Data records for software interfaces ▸
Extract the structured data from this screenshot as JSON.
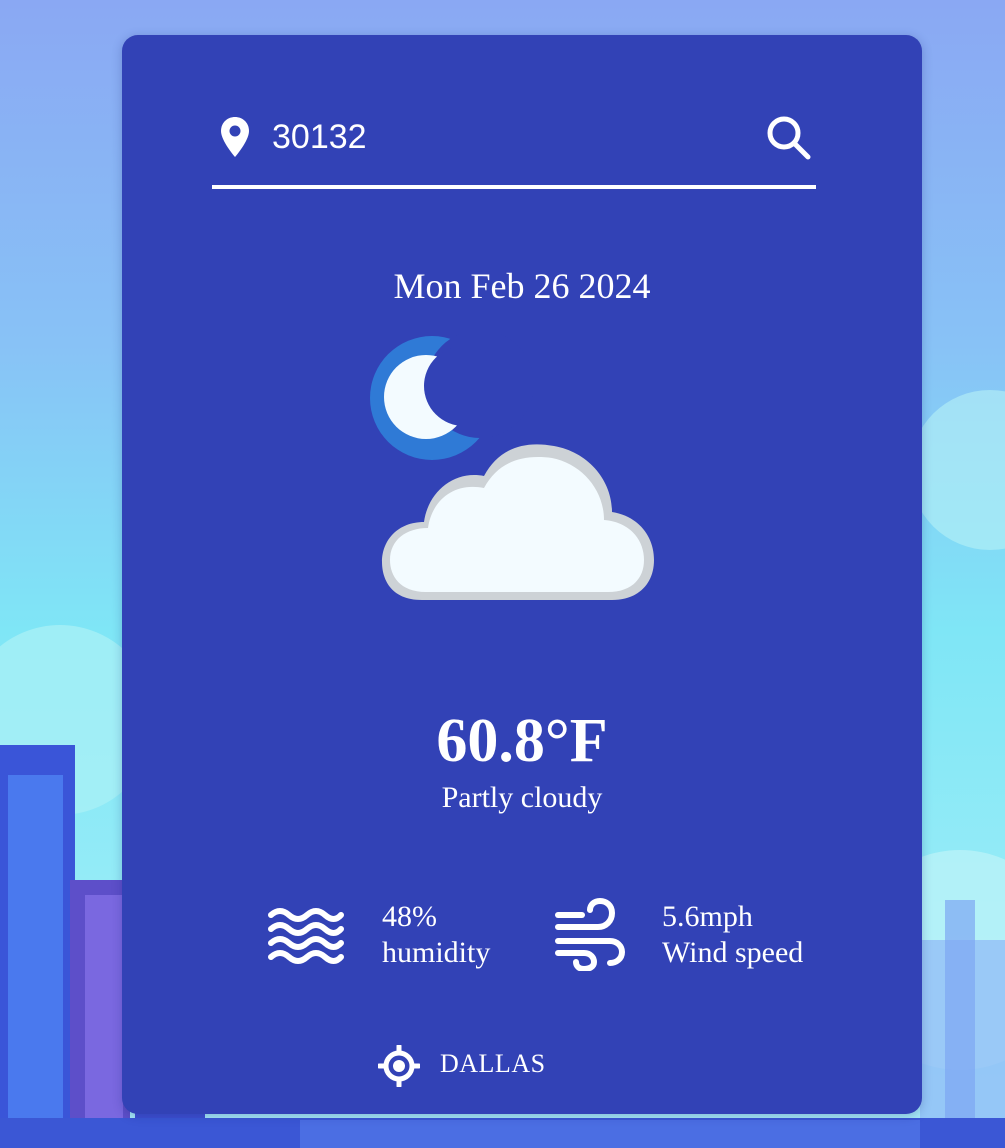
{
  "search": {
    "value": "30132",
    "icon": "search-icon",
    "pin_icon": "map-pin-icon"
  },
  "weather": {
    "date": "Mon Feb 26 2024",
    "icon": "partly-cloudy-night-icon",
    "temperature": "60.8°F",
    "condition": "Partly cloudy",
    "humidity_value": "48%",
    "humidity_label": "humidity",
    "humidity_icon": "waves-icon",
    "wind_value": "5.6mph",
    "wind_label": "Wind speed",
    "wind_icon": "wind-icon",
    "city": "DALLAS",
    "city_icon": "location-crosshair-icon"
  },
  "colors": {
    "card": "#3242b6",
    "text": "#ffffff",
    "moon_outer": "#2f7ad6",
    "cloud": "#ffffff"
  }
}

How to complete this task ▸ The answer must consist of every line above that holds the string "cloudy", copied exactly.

Output ▸
    "icon": "partly-cloudy-night-icon",
    "condition": "Partly cloudy",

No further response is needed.